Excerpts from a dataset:
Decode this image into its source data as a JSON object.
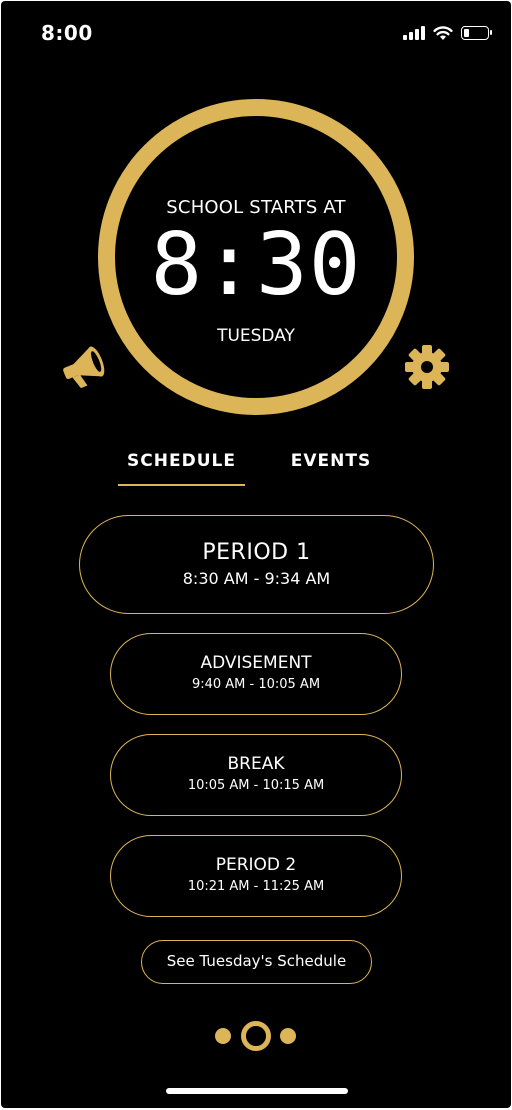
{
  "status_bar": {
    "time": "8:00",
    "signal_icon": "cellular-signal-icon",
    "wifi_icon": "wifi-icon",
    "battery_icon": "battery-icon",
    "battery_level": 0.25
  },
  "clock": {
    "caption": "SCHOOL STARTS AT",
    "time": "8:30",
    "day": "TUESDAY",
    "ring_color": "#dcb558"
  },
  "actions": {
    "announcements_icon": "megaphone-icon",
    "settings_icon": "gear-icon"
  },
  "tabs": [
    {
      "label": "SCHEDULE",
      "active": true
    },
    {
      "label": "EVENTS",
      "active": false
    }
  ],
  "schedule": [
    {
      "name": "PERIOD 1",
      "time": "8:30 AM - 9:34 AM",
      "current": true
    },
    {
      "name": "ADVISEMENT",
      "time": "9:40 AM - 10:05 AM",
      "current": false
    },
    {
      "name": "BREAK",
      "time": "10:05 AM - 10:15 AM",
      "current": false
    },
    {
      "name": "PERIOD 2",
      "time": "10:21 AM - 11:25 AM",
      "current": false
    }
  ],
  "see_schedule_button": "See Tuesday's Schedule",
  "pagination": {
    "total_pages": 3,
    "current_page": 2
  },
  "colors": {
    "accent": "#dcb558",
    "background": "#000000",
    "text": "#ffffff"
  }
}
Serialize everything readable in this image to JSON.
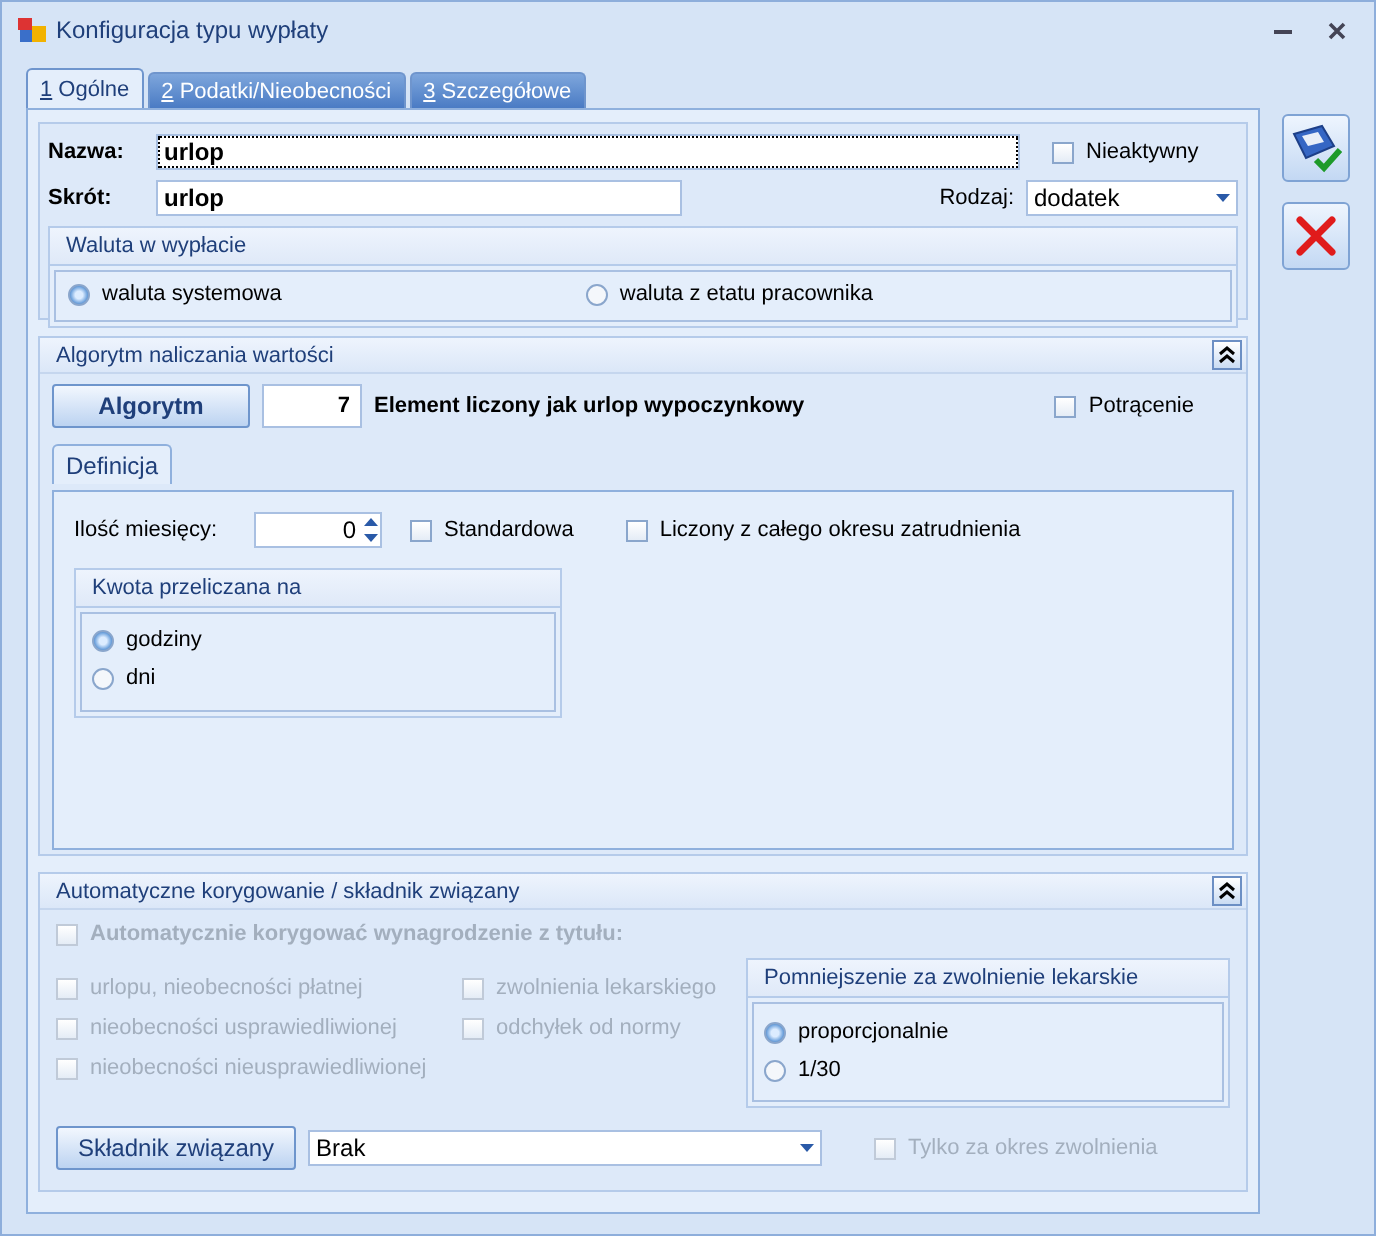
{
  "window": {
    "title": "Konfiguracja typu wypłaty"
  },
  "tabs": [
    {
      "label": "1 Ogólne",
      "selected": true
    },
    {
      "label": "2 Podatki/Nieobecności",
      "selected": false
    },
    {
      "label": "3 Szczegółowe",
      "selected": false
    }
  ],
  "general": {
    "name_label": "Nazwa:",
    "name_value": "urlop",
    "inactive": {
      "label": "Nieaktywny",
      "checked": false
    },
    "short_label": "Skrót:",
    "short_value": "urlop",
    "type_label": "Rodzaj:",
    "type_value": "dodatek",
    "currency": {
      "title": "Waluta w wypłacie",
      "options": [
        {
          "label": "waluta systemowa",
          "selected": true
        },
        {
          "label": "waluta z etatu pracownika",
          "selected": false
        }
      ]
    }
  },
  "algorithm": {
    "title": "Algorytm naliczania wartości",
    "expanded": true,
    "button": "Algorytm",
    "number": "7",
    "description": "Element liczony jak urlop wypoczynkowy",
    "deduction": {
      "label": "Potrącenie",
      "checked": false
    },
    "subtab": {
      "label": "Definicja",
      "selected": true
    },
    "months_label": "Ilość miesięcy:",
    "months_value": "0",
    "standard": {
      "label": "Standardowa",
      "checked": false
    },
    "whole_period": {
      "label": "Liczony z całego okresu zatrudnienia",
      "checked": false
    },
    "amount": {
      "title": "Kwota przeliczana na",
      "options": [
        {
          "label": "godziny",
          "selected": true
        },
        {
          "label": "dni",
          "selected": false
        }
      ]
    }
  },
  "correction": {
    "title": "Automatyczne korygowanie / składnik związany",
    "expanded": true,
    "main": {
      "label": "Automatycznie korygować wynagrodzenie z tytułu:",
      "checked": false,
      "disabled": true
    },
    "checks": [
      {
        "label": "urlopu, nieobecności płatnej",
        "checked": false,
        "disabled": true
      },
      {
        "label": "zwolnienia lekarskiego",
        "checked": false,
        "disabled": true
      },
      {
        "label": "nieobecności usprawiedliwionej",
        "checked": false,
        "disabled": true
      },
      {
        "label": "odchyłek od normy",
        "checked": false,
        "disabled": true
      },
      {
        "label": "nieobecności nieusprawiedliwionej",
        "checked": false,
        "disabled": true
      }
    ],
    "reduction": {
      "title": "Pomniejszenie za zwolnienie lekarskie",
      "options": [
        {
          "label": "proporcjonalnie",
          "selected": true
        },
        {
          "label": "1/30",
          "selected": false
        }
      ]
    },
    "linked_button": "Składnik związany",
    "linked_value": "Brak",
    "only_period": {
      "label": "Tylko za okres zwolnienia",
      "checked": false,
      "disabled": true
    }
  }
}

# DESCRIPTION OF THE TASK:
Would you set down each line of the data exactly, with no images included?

# RESPONSE TO THIS TASK:
Decode this image into its source data as a JSON object.
{
  "status_bar": {
    "time": "8:00",
    "signal_icon": "cellular-signal-icon",
    "wifi_icon": "wifi-icon",
    "battery_icon": "battery-icon",
    "battery_level": 0.25
  },
  "clock": {
    "caption": "SCHOOL STARTS AT",
    "time": "8:30",
    "day": "TUESDAY",
    "ring_color": "#dcb558"
  },
  "actions": {
    "announcements_icon": "megaphone-icon",
    "settings_icon": "gear-icon"
  },
  "tabs": [
    {
      "label": "SCHEDULE",
      "active": true
    },
    {
      "label": "EVENTS",
      "active": false
    }
  ],
  "schedule": [
    {
      "name": "PERIOD 1",
      "time": "8:30 AM - 9:34 AM",
      "current": true
    },
    {
      "name": "ADVISEMENT",
      "time": "9:40 AM - 10:05 AM",
      "current": false
    },
    {
      "name": "BREAK",
      "time": "10:05 AM - 10:15 AM",
      "current": false
    },
    {
      "name": "PERIOD 2",
      "time": "10:21 AM - 11:25 AM",
      "current": false
    }
  ],
  "see_schedule_button": "See Tuesday's Schedule",
  "pagination": {
    "total_pages": 3,
    "current_page": 2
  },
  "colors": {
    "accent": "#dcb558",
    "background": "#000000",
    "text": "#ffffff"
  }
}
Serialize everything readable in this image to JSON.
{
  "window": {
    "title": "Konfiguracja typu wypłaty"
  },
  "tabs": [
    {
      "label": "1 Ogólne",
      "selected": true
    },
    {
      "label": "2 Podatki/Nieobecności",
      "selected": false
    },
    {
      "label": "3 Szczegółowe",
      "selected": false
    }
  ],
  "general": {
    "name_label": "Nazwa:",
    "name_value": "urlop",
    "inactive": {
      "label": "Nieaktywny",
      "checked": false
    },
    "short_label": "Skrót:",
    "short_value": "urlop",
    "type_label": "Rodzaj:",
    "type_value": "dodatek",
    "currency": {
      "title": "Waluta w wypłacie",
      "options": [
        {
          "label": "waluta systemowa",
          "selected": true
        },
        {
          "label": "waluta z etatu pracownika",
          "selected": false
        }
      ]
    }
  },
  "algorithm": {
    "title": "Algorytm naliczania wartości",
    "expanded": true,
    "button": "Algorytm",
    "number": "7",
    "description": "Element liczony jak urlop wypoczynkowy",
    "deduction": {
      "label": "Potrącenie",
      "checked": false
    },
    "subtab": {
      "label": "Definicja",
      "selected": true
    },
    "months_label": "Ilość miesięcy:",
    "months_value": "0",
    "standard": {
      "label": "Standardowa",
      "checked": false
    },
    "whole_period": {
      "label": "Liczony z całego okresu zatrudnienia",
      "checked": false
    },
    "amount": {
      "title": "Kwota przeliczana na",
      "options": [
        {
          "label": "godziny",
          "selected": true
        },
        {
          "label": "dni",
          "selected": false
        }
      ]
    }
  },
  "correction": {
    "title": "Automatyczne korygowanie / składnik związany",
    "expanded": true,
    "main": {
      "label": "Automatycznie korygować wynagrodzenie z tytułu:",
      "checked": false,
      "disabled": true
    },
    "checks": [
      {
        "label": "urlopu, nieobecności płatnej",
        "checked": false,
        "disabled": true
      },
      {
        "label": "zwolnienia lekarskiego",
        "checked": false,
        "disabled": true
      },
      {
        "label": "nieobecności usprawiedliwionej",
        "checked": false,
        "disabled": true
      },
      {
        "label": "odchyłek od normy",
        "checked": false,
        "disabled": true
      },
      {
        "label": "nieobecności nieusprawiedliwionej",
        "checked": false,
        "disabled": true
      }
    ],
    "reduction": {
      "title": "Pomniejszenie za zwolnienie lekarskie",
      "options": [
        {
          "label": "proporcjonalnie",
          "selected": true
        },
        {
          "label": "1/30",
          "selected": false
        }
      ]
    },
    "linked_button": "Składnik związany",
    "linked_value": "Brak",
    "only_period": {
      "label": "Tylko za okres zwolnienia",
      "checked": false,
      "disabled": true
    }
  }
}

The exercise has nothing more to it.